Analysis of the role of glycosylation of the human fibronectin receptor
1-Deoxymannojirimycin (MNJ), an inhibitor of Colgi α-mannosidase IA and IB, was used to assess the possible roles of asparagine-linked oligosaccharides in the structure and function of the integrin fibronectin receptor from cultured human fibroblasts. These cells normally attach well to fibronectin substrates and have only mature forms of the fibronectin receptor on their surfaces. MNJ inhibits the intracellular trimming of high mannose oligosaccharides, and cells treated with 0.2 mg/ml MNJ synthesize only immature precursor forms of both the α and β subunits of the fibronectin receptor. The immature receptor polypeptides were found to be nonfunctional by two criteria: 1) cells treated with MNJ attached poorly to fibronectin substrates; and 2) receptor from the treated cells was defective in binding to fibronectin affinity columns. The precursor forms of the fibronectin receptor subunits were found on the surfaces of cells treated with MNJ, demonstrating that processing of receptor carbohydrates to mature forms was not necessary for receptor insertion into the plasma membrane. A monoclonal antibody that specifically bound the α subunit of the fibronectin receptor immunoprecipitated both α and β subunit polypeptides from both control cells and cells treated with MNJ. Similarly, a monoclonal antibody that specifically bound only the β subunit also immunoprecipitated both α and β subunit polypeptides of the receptor from extracts of both control and MNJ-treated cells. These results indicate that receptor assembly can occur in the absence of complete oligosaccharide processing.

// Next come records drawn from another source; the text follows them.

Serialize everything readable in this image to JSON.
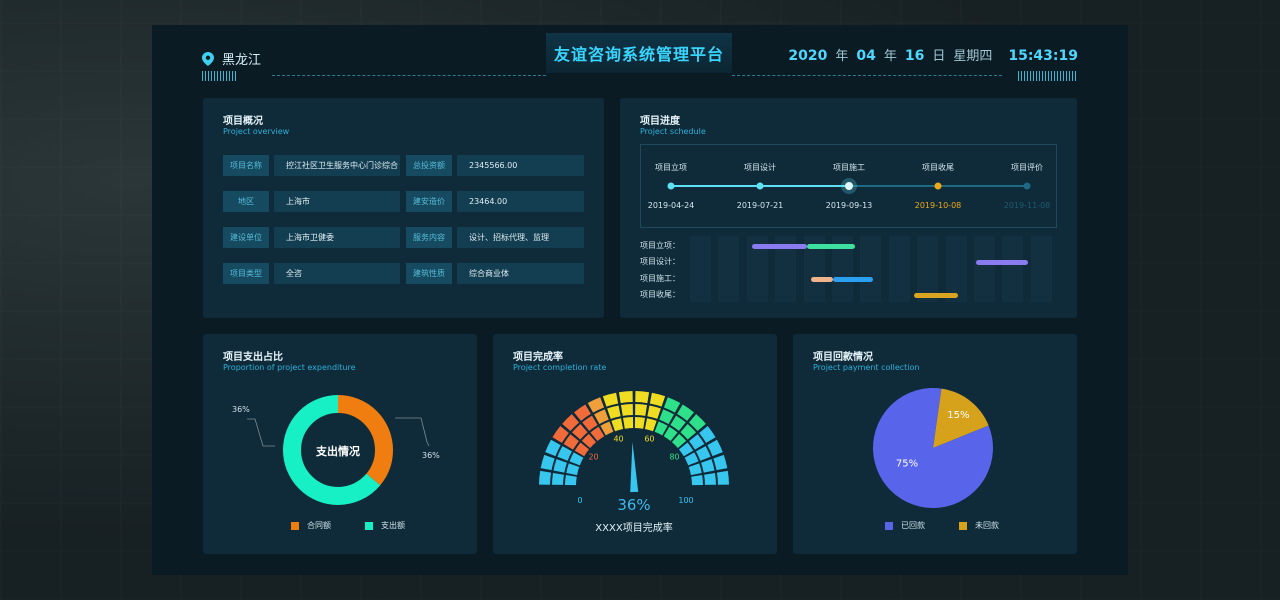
{
  "header": {
    "location": "黑龙江",
    "title": "友谊咨询系统管理平台",
    "year": "2020",
    "year_unit": "年",
    "month": "04",
    "month_unit": "年",
    "day": "16",
    "day_unit": "日",
    "weekday": "星期四",
    "time": "15:43:19"
  },
  "overview": {
    "title": "项目概况",
    "subtitle": "Project overview",
    "rows": [
      {
        "label1": "项目名称",
        "value1": "控江社区卫生服务中心门诊综合",
        "label2": "总投资额",
        "value2": "2345566.00"
      },
      {
        "label1": "地区",
        "value1": "上海市",
        "label2": "建安造价",
        "value2": "23464.00"
      },
      {
        "label1": "建设单位",
        "value1": "上海市卫健委",
        "label2": "服务内容",
        "value2": "设计、招标代理、监理"
      },
      {
        "label1": "项目类型",
        "value1": "全咨",
        "label2": "建筑性质",
        "value2": "综合商业体"
      }
    ]
  },
  "schedule": {
    "title": "项目进度",
    "subtitle": "Project schedule",
    "stages": [
      {
        "name": "项目立项",
        "date": "2019-04-24",
        "status": "done"
      },
      {
        "name": "项目设计",
        "date": "2019-07-21",
        "status": "done"
      },
      {
        "name": "项目施工",
        "date": "2019-09-13",
        "status": "current"
      },
      {
        "name": "项目收尾",
        "date": "2019-10-08",
        "status": "warning"
      },
      {
        "name": "项目评价",
        "date": "2019-11-08",
        "status": "pending"
      }
    ],
    "gantt_rows": [
      {
        "label": "项目立项：",
        "bars": [
          {
            "start": 0.17,
            "end": 0.32,
            "color": "#8a7cf0"
          },
          {
            "start": 0.32,
            "end": 0.45,
            "color": "#3ee0a0"
          }
        ]
      },
      {
        "label": "项目设计：",
        "bars": [
          {
            "start": 0.78,
            "end": 0.92,
            "color": "#8a7cf0"
          }
        ]
      },
      {
        "label": "项目施工：",
        "bars": [
          {
            "start": 0.33,
            "end": 0.39,
            "color": "#f0b48a"
          },
          {
            "start": 0.39,
            "end": 0.5,
            "color": "#2b9ff0"
          }
        ]
      },
      {
        "label": "项目收尾：",
        "bars": [
          {
            "start": 0.61,
            "end": 0.73,
            "color": "#d9a520"
          }
        ]
      }
    ]
  },
  "expenditure": {
    "title": "项目支出占比",
    "subtitle": "Proportion of project expenditure",
    "center_label": "支出情况",
    "chart_data": {
      "type": "pie",
      "series": [
        {
          "name": "合同额",
          "value": 36,
          "color": "#f07d10"
        },
        {
          "name": "支出额",
          "value": 64,
          "color": "#17f0c4"
        }
      ],
      "labels": [
        "36%",
        "36%"
      ]
    }
  },
  "completion": {
    "title": "项目完成率",
    "subtitle": "Project completion rate",
    "value_label": "36%",
    "caption": "XXXX项目完成率",
    "ticks": [
      "0",
      "20",
      "40",
      "60",
      "80",
      "100"
    ],
    "value": 36
  },
  "payment": {
    "title": "项目回款情况",
    "subtitle": "Project payment collection",
    "chart_data": {
      "type": "pie",
      "series": [
        {
          "name": "已回款",
          "value": 75,
          "label": "75%",
          "color": "#5865ea"
        },
        {
          "name": "未回款",
          "value": 15,
          "label": "15%",
          "color": "#d6a21c"
        }
      ]
    }
  }
}
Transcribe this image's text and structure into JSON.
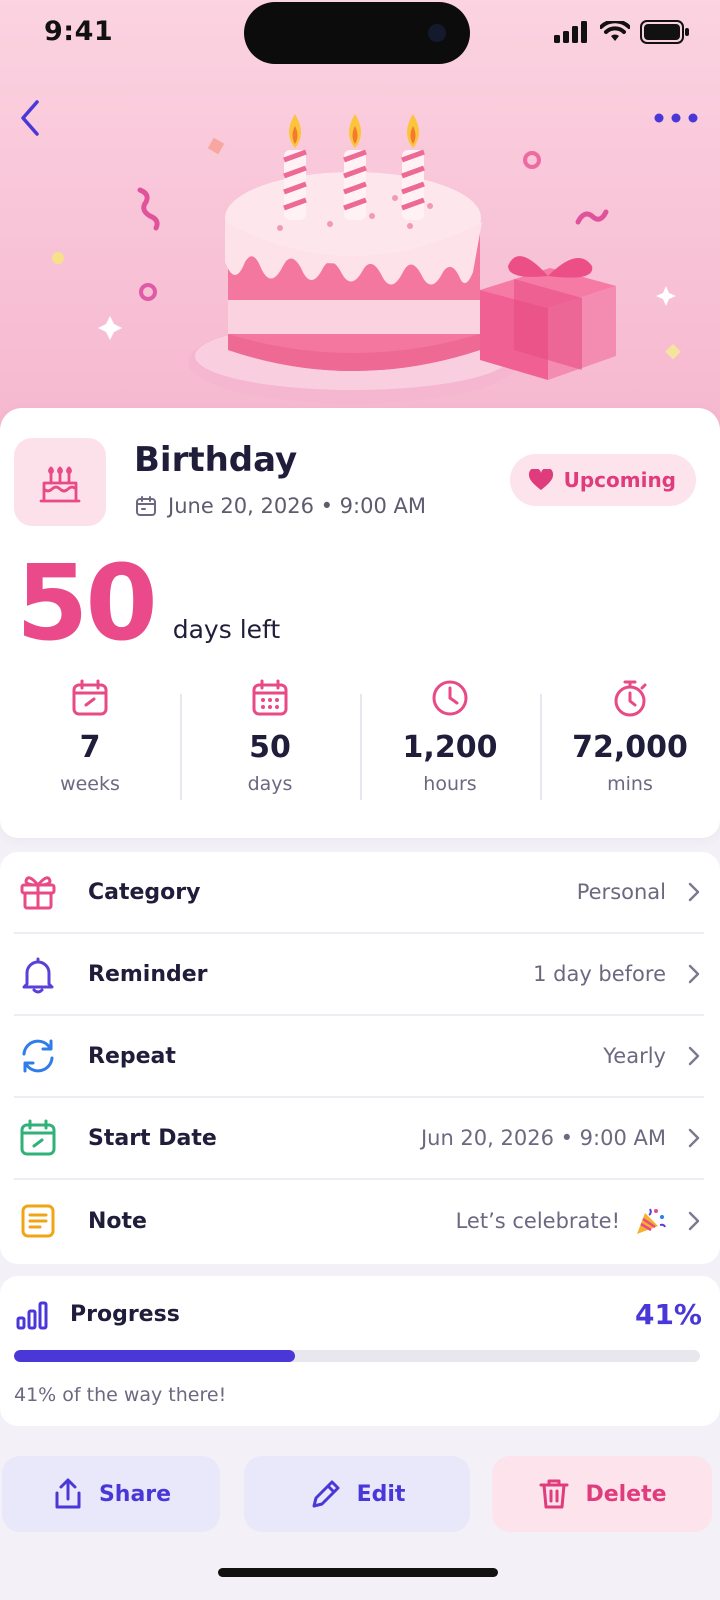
{
  "status_bar": {
    "time": "9:41"
  },
  "event": {
    "title": "Birthday",
    "date_time": "June 20, 2026 • 9:00 AM",
    "status_badge": "Upcoming",
    "count": "50",
    "count_label": "days left"
  },
  "stats": [
    {
      "value": "7",
      "unit": "weeks",
      "icon": "calendar-icon"
    },
    {
      "value": "50",
      "unit": "days",
      "icon": "calendar-grid-icon"
    },
    {
      "value": "1,200",
      "unit": "hours",
      "icon": "clock-icon"
    },
    {
      "value": "72,000",
      "unit": "mins",
      "icon": "stopwatch-icon"
    }
  ],
  "details": [
    {
      "label": "Category",
      "value": "Personal",
      "icon": "gift-icon",
      "color": "#e84a86"
    },
    {
      "label": "Reminder",
      "value": "1 day before",
      "icon": "bell-icon",
      "color": "#5b3fd9"
    },
    {
      "label": "Repeat",
      "value": "Yearly",
      "icon": "repeat-icon",
      "color": "#2f7de8"
    },
    {
      "label": "Start Date",
      "value": "Jun 20, 2026 • 9:00 AM",
      "icon": "calendar-check-icon",
      "color": "#2fb27a"
    },
    {
      "label": "Note",
      "value": "Let’s celebrate!",
      "icon": "note-icon",
      "color": "#f2a417",
      "emoji": "🎉"
    }
  ],
  "progress": {
    "title": "Progress",
    "percent_label": "41%",
    "fraction": 0.41,
    "note": "41% of the way there!"
  },
  "actions": {
    "share": "Share",
    "edit": "Edit",
    "delete": "Delete"
  },
  "colors": {
    "accent_pink": "#ea4a8a",
    "accent_indigo": "#4a37d8",
    "hero_bg": "#f8c2d6"
  }
}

Thus, oligosaccharide processing to the mature form of the fibronectin receptor is important for its binding function but not for receptor assembly or insertion into the plasma membrane.
Akiyama, S. K.; Yamada, S. S.; and Yamada, K. M., "Analysis of the role of glycosylation of the human fibronectin receptor" (1989). Howard University Cancer Center Faculty Publications. 256.